orn in Reno, Nevada, Just Loomis grew up surrounded by the archetypes of the American West. He began his career as a fashion photographer in 1975, which soon took him to Milan and New York. His personal work—soul-searing portraits of young Americans, seemingly adrift in time––collected over three decades, but demonstrating an amazingly consistent vision, is published for the first time this month in As We Are from Hatje Cantz
. We caught up with Loomis to talk about fashion, youth and waitresses.
The work in As We Are spans three decades, but all of the images have a sense of nostalgia, even those from the late 2000s. Is that intentional?
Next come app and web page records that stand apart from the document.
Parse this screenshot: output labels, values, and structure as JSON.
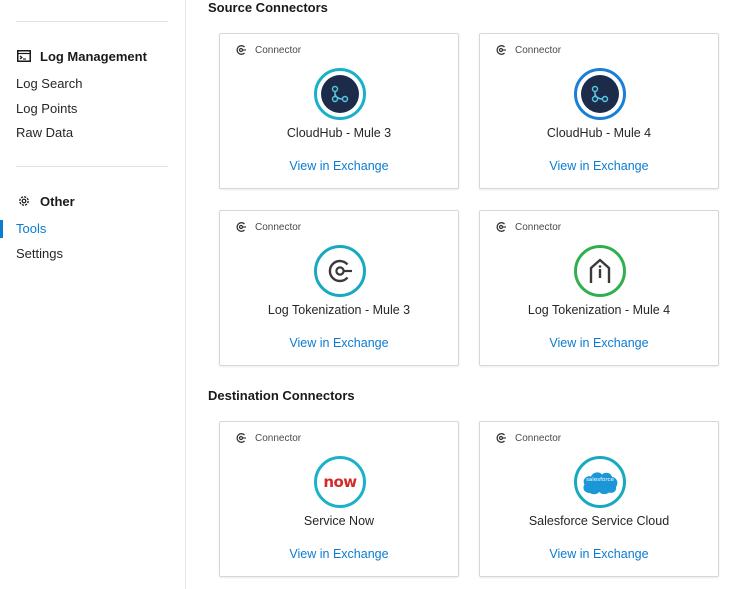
{
  "sidebar": {
    "log_management": {
      "title": "Log Management",
      "items": [
        {
          "label": "Log Search"
        },
        {
          "label": "Log Points"
        },
        {
          "label": "Raw Data"
        }
      ]
    },
    "other": {
      "title": "Other",
      "items": [
        {
          "label": "Tools",
          "active": true
        },
        {
          "label": "Settings"
        }
      ]
    }
  },
  "main": {
    "source_title": "Source Connectors",
    "destination_title": "Destination Connectors",
    "cards": [
      {
        "tag": "Connector",
        "name": "CloudHub - Mule 3",
        "link": "View in Exchange",
        "icon": "cloudhub-icon"
      },
      {
        "tag": "Connector",
        "name": "CloudHub - Mule 4",
        "link": "View in Exchange",
        "icon": "cloudhub-icon"
      },
      {
        "tag": "Connector",
        "name": "Log Tokenization - Mule 3",
        "link": "View in Exchange",
        "icon": "connector-icon"
      },
      {
        "tag": "Connector",
        "name": "Log Tokenization - Mule 4",
        "link": "View in Exchange",
        "icon": "house-arrow-icon"
      },
      {
        "tag": "Connector",
        "name": "Service Now",
        "link": "View in Exchange",
        "icon": "servicenow-logo",
        "logo_text": "now"
      },
      {
        "tag": "Connector",
        "name": "Salesforce Service Cloud",
        "link": "View in Exchange",
        "icon": "salesforce-logo",
        "logo_text": "salesforce"
      }
    ]
  },
  "colors": {
    "accent": "#0a7cd2",
    "teal": "#18b1c8",
    "blue": "#1a7fd6",
    "green": "#2fb04e",
    "servicenow_red": "#d42a2a",
    "salesforce_blue": "#1b96d6",
    "cloudhub_dark": "#1d2b4a"
  }
}
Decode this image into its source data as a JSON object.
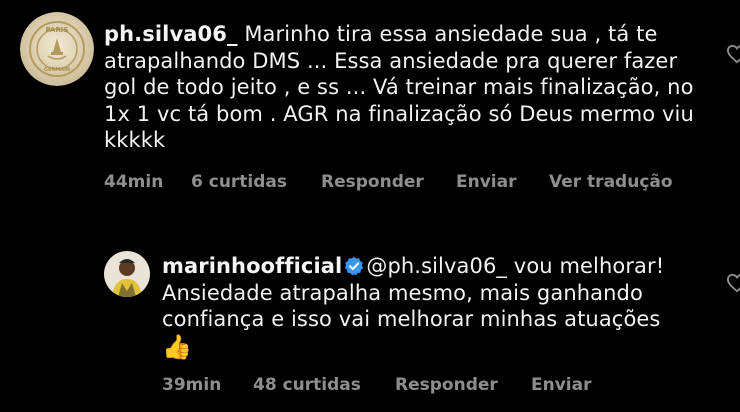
{
  "comments": [
    {
      "username": "ph.silva06_",
      "text": "Marinho tira essa ansiedade sua , tá te atrapalhando DMS ... Essa ansiedade pra querer fazer gol de todo jeito , e ss ... Vá treinar mais finalização, no 1x 1 vc tá bom . AGR na finalização só Deus mermo viu kkkkk",
      "time": "44min",
      "likes": "6 curtidas",
      "reply_label": "Responder",
      "send_label": "Enviar",
      "translate_label": "Ver tradução",
      "avatar_text_top": "PARIS",
      "avatar_text_bottom": "GERMAIN"
    },
    {
      "username": "marinhoofficial",
      "mention": "@ph.silva06_",
      "text_line1": " vou melhorar!",
      "text": "Ansiedade atrapalha mesmo, mais ganhando confiança e isso vai melhorar minhas atuações",
      "emoji": "👍",
      "time": "39min",
      "likes": "48 curtidas",
      "reply_label": "Responder",
      "send_label": "Enviar"
    }
  ],
  "colors": {
    "background": "#000000",
    "text": "#f2f2f2",
    "secondary": "#8e8e8e",
    "verified": "#3897f0"
  },
  "icons": [
    "psg-crest-avatar",
    "user-avatar",
    "verified-icon",
    "heart-icon"
  ]
}
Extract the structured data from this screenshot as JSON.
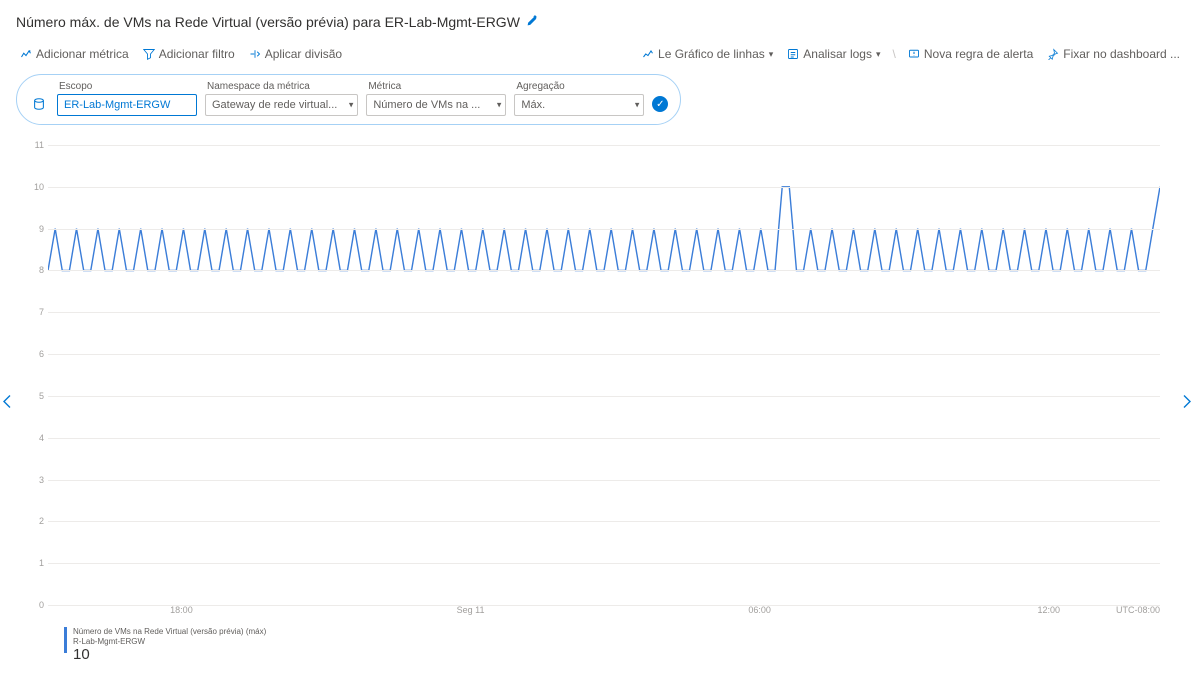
{
  "colors": {
    "accent": "#0078d4",
    "series": "#3b7dd8"
  },
  "title": "Número máx. de VMs na Rede Virtual (versão prévia) para ER-Lab-Mgmt-ERGW",
  "toolbar": {
    "add_metric": "Adicionar métrica",
    "add_filter": "Adicionar filtro",
    "apply_split": "Aplicar divisão",
    "chart_type": "Le Gráfico de linhas",
    "drill_logs": "Analisar logs",
    "new_alert": "Nova regra de alerta",
    "pin": "Fixar no dashboard ..."
  },
  "query": {
    "scope_label": "Escopo",
    "scope_value": "ER-Lab-Mgmt-ERGW",
    "namespace_label": "Namespace da métrica",
    "namespace_value": "Gateway de rede virtual...",
    "metric_label": "Métrica",
    "metric_value": "Número de VMs na ...",
    "aggregation_label": "Agregação",
    "aggregation_value": "Máx."
  },
  "legend": {
    "line1": "Número de VMs na Rede Virtual (versão prévia) (máx)",
    "line2": "R-Lab-Mgmt-ERGW",
    "value": "10"
  },
  "chart_data": {
    "type": "line",
    "title": "Número máx. de VMs na Rede Virtual (versão prévia) para ER-Lab-Mgmt-ERGW",
    "ylabel": "",
    "xlabel": "",
    "ylim": [
      0,
      11
    ],
    "y_ticks": [
      0,
      1,
      2,
      3,
      4,
      5,
      6,
      7,
      8,
      9,
      10,
      11
    ],
    "x_ticks": [
      "18:00",
      "Seg 11",
      "06:00",
      "12:00"
    ],
    "x_tick_positions": [
      0.12,
      0.38,
      0.64,
      0.9
    ],
    "timezone": "UTC-08:00",
    "series": [
      {
        "name": "Número de VMs na Rede Virtual (versão prévia) (máx)",
        "values": [
          8,
          9,
          8,
          8,
          9,
          8,
          8,
          9,
          8,
          8,
          9,
          8,
          8,
          9,
          8,
          8,
          9,
          8,
          8,
          9,
          8,
          8,
          9,
          8,
          8,
          9,
          8,
          8,
          9,
          8,
          8,
          9,
          8,
          8,
          9,
          8,
          8,
          9,
          8,
          8,
          9,
          8,
          8,
          9,
          8,
          8,
          9,
          8,
          8,
          9,
          8,
          8,
          9,
          8,
          8,
          9,
          8,
          8,
          9,
          8,
          8,
          9,
          8,
          8,
          9,
          8,
          8,
          9,
          8,
          8,
          9,
          8,
          8,
          9,
          8,
          8,
          9,
          8,
          8,
          9,
          8,
          8,
          9,
          8,
          8,
          9,
          8,
          8,
          9,
          8,
          8,
          9,
          8,
          8,
          9,
          8,
          8,
          9,
          8,
          8,
          9,
          8,
          8,
          10,
          10,
          8,
          8,
          9,
          8,
          8,
          9,
          8,
          8,
          9,
          8,
          8,
          9,
          8,
          8,
          9,
          8,
          8,
          9,
          8,
          8,
          9,
          8,
          8,
          9,
          8,
          8,
          9,
          8,
          8,
          9,
          8,
          8,
          9,
          8,
          8,
          9,
          8,
          8,
          9,
          8,
          8,
          9,
          8,
          8,
          9,
          8,
          8,
          9,
          8,
          8,
          9,
          10
        ]
      }
    ]
  }
}
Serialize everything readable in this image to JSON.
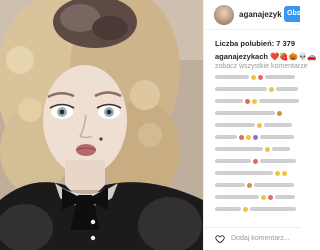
{
  "header": {
    "username": "aganajezyk",
    "follow_label": "Obs"
  },
  "post": {
    "likes_label": "Liczba polubień: 7 379",
    "caption_user": "aganajezykach",
    "caption_emoji": " ❤️🍓🎃💀🚗",
    "more_comments": "zobacz wszystkie komentarze"
  },
  "footer": {
    "add_comment_placeholder": "Dodaj komentarz..."
  },
  "colors": {
    "accent": "#3897f0",
    "text": "#262626",
    "muted": "#999999"
  },
  "icons": [
    "heart-icon",
    "avatar"
  ]
}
It’s just something that’s inside me. So much of my work is inspired by my experience as a child. And the longing that comes from remembering all of these things from my childhood. I always shy away form that word “nostalgia,” because it has this soft and fuzzy niceness around it, whereas my images are usually sharp and clean memories of individuals.
Do you deliberately choose subjects that are less touched by time? The waitresses, for example, could be from any decade.
I pick things in which I feel people are emotionally adrift or out of place—it’s an uncomfortableness, in a way. I have a connection with each person and what they’re doing.
Waitresses have something of a symbolic meaning in Hollywood—there are so many movies where the waitress is a downtrodden yet heroic figure.
I think that’s interesting, but the original thing with waitresses to me was that people don’t really study them—they overlook them. I know that’s a common subject in photography—you know the marginalized, the disenfranchised—but I worked for Helmut Newton, I was in fashion photography. There’s always something about the girl and how she’s dressed. One of the girls I photographed, Mel, the look on her face just says it all to me—she’s caught in the headlights. That’s the thing about a camera––when you approach someone very calmly and naively, they’re so taken aback you’re going to give them this attention, they’re just stripped down. And that’s what I find interesting.
It’s different from working in fashion, where you’re photographing a subject who is waiting, and posing.
Maybe. I struggle so much to get away from all the fashion, but it’s always there.
We have to ask about your name...
My father’s side was Danish—it’s actually a Danish name, pronounced “Joost.” But also, my father was an attorney in Nevada and the idea of “justice” came into it as well. People mostly just say “Just,” or, you know, “Just once,” or “Just a minute,” or simply “Loomis”—like I don’t have a first name!